What is being provided for survivors?
A compensation scheme is to be set up to make payments to them based on their unpaid work in the Magdalene Laundries.
The size of the payments will be determined by the recommendations made by Judge John Quirke, the president of the Law Reform Commission.
He will have to examine what to do in the cases of women who have already got compensation being transferred from an industrial school to a Magdalene Laundry.
He will have to give advice on other state supports required by the Magdalene women, such as medical cards, mental health services and counselling services.
And he will also have to come up with a method of ensuring the compensation payments to British and Irish-based Magdalene survivors do not affect their social welfare payments.
All survivors who worked in the Magdalene Laundries without pay will be eligible for compensation – even if they were not sent there by the State.
Those who worked in the Stanhope Street laundry in Dublin will also be included.
Judge Quirke has to ensure the money in the fund is used to help the women – and not spent on legal or administration fees. He is to report to the Government in three months.
But Sinn Fein deputy leader Mary Lou McDonald pointed out there are only partial and incomplete records for two of the 10 Magdalene Laundries – Galway and Dun Laoghaire. This may make it more difficult for survivors to prove they were there.

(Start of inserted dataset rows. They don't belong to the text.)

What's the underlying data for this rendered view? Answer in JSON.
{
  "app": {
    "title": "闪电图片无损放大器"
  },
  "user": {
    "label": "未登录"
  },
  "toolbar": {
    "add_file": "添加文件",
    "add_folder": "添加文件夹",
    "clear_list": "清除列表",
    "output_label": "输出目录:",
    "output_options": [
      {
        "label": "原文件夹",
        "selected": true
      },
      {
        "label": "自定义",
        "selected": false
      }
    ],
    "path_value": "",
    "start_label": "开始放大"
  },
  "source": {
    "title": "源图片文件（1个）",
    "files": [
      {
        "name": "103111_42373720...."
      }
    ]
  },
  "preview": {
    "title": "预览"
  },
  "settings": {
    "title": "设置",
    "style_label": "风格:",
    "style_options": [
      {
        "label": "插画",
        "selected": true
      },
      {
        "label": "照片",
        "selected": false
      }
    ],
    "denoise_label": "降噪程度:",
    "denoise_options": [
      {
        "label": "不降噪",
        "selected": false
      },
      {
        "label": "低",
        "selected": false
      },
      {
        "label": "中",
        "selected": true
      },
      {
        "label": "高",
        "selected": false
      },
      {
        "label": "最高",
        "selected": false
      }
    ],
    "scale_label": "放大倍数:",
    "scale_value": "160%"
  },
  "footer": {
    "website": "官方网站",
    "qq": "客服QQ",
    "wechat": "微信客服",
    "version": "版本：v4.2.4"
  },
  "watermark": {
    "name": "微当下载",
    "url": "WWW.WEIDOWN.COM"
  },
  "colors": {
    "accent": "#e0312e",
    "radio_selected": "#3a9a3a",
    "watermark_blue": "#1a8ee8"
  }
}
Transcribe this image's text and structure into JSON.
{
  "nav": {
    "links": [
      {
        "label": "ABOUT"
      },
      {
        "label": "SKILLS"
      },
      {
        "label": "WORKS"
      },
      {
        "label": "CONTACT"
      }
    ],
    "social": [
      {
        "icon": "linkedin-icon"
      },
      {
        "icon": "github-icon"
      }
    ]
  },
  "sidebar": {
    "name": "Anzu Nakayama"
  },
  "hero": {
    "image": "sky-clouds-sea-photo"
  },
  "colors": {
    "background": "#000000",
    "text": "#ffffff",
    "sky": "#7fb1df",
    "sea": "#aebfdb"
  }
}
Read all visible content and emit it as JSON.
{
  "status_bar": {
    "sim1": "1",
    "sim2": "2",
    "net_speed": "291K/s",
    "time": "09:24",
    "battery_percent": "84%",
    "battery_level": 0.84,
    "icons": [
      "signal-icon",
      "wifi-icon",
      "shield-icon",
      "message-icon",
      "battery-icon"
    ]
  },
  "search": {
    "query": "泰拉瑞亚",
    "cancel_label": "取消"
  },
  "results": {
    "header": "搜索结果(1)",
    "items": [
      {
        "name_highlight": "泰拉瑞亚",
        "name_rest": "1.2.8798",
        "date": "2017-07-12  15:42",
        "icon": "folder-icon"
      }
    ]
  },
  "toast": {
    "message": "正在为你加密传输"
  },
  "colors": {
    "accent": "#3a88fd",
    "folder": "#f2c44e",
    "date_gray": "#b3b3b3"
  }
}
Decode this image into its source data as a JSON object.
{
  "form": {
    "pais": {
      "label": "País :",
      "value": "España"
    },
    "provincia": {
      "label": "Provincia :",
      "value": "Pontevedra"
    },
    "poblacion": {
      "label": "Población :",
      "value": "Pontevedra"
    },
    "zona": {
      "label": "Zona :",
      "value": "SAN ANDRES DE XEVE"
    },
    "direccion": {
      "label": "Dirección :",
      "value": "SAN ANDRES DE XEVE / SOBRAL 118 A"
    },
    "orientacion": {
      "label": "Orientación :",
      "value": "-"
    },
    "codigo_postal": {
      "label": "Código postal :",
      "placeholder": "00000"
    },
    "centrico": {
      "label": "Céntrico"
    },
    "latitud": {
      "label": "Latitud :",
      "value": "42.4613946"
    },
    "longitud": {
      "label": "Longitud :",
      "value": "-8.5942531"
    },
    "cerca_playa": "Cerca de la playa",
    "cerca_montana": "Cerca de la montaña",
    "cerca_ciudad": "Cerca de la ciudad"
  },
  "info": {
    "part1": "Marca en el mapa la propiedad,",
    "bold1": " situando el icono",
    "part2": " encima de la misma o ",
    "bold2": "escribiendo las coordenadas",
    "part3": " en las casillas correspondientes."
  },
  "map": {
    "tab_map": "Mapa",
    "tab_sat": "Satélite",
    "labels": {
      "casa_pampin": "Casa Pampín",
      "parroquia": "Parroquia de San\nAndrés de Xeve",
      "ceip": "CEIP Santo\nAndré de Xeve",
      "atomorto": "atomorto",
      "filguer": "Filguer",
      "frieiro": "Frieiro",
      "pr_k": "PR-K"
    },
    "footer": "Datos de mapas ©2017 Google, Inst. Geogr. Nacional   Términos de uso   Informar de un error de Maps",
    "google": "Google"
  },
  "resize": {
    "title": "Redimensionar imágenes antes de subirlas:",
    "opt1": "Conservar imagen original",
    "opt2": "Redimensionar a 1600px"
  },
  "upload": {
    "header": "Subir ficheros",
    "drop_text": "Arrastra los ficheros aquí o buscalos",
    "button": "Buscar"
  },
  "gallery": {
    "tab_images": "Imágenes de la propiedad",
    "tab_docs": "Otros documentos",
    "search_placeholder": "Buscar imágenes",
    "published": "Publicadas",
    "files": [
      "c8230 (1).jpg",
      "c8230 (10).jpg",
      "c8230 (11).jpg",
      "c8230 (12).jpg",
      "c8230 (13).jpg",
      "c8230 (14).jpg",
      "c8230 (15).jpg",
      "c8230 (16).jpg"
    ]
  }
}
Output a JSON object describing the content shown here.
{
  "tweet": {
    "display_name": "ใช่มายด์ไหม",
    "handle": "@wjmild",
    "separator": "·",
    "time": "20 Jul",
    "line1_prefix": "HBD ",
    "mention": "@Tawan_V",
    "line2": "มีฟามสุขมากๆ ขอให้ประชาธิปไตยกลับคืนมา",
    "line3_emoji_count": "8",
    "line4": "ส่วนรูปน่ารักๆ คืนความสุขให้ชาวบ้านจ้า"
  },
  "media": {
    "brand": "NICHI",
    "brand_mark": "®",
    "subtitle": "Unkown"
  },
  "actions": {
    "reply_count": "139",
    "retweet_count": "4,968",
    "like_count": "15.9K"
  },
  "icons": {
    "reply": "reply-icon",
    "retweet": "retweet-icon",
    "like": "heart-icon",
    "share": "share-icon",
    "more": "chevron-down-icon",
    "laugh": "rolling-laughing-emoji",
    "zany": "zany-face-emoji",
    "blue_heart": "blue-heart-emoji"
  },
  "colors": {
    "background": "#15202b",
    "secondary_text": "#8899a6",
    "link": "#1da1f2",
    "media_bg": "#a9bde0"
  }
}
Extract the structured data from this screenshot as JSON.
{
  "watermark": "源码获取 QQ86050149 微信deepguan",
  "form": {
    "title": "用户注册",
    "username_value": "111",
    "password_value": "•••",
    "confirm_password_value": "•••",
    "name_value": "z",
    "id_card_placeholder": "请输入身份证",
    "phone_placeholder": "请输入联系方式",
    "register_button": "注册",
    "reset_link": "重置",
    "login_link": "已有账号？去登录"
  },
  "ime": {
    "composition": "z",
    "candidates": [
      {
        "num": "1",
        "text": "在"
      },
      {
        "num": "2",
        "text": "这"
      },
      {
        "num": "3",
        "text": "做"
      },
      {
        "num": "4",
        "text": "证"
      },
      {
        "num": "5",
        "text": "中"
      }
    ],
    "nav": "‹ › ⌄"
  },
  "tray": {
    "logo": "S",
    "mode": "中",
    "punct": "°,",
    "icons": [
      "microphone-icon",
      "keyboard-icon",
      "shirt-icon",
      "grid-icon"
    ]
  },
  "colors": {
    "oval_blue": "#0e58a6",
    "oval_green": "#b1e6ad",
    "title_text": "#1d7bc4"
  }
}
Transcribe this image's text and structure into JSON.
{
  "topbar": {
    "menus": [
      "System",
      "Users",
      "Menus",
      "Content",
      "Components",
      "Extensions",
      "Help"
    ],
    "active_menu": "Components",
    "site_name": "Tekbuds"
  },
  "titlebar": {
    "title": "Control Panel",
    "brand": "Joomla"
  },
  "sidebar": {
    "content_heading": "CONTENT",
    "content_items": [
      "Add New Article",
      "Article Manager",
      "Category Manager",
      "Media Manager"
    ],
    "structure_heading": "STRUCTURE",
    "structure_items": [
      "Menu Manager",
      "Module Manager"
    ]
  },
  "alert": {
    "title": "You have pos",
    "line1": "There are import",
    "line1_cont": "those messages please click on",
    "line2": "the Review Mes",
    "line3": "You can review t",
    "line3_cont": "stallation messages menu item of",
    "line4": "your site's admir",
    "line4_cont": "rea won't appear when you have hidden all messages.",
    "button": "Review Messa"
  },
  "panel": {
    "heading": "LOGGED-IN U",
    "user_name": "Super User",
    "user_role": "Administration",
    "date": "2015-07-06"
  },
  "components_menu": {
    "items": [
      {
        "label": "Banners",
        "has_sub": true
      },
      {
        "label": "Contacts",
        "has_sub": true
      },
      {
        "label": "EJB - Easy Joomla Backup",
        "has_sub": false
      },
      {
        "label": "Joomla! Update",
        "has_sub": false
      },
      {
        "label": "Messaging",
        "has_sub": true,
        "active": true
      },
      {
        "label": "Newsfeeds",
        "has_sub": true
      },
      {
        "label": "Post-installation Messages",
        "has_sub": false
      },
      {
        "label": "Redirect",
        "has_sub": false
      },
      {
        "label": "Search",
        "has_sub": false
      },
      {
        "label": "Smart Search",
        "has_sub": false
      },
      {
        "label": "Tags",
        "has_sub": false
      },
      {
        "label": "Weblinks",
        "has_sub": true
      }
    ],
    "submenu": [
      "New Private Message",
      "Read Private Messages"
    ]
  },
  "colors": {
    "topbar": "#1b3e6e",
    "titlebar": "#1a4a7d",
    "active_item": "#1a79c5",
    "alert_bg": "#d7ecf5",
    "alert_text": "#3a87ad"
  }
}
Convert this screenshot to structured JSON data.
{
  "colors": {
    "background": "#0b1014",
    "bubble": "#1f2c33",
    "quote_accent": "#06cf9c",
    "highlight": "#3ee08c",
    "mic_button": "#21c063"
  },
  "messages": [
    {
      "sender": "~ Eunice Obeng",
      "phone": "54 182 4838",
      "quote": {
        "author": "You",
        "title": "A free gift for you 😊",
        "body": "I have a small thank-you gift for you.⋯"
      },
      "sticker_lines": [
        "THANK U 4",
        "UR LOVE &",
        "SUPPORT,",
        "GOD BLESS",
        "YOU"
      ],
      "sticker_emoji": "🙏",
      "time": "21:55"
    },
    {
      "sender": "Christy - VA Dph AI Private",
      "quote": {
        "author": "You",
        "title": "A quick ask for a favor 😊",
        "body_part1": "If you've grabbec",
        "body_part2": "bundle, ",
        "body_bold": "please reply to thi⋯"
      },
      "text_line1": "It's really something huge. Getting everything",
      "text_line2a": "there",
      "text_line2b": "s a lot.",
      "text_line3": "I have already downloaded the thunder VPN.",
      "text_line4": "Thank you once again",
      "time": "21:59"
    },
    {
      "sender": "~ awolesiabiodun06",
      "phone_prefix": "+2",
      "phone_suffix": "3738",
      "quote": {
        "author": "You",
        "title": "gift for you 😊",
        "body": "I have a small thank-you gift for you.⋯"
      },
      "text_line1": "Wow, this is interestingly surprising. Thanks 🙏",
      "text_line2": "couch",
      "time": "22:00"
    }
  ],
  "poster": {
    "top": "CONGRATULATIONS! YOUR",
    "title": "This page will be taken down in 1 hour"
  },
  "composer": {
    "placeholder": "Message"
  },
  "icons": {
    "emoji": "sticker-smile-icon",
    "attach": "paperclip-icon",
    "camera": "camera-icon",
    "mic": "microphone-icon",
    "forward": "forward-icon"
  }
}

The Government is going to make an initial down payment of €250,000 to the British-based Step by Step Centre for Irish Survivors of Industrial Schools and the laundries.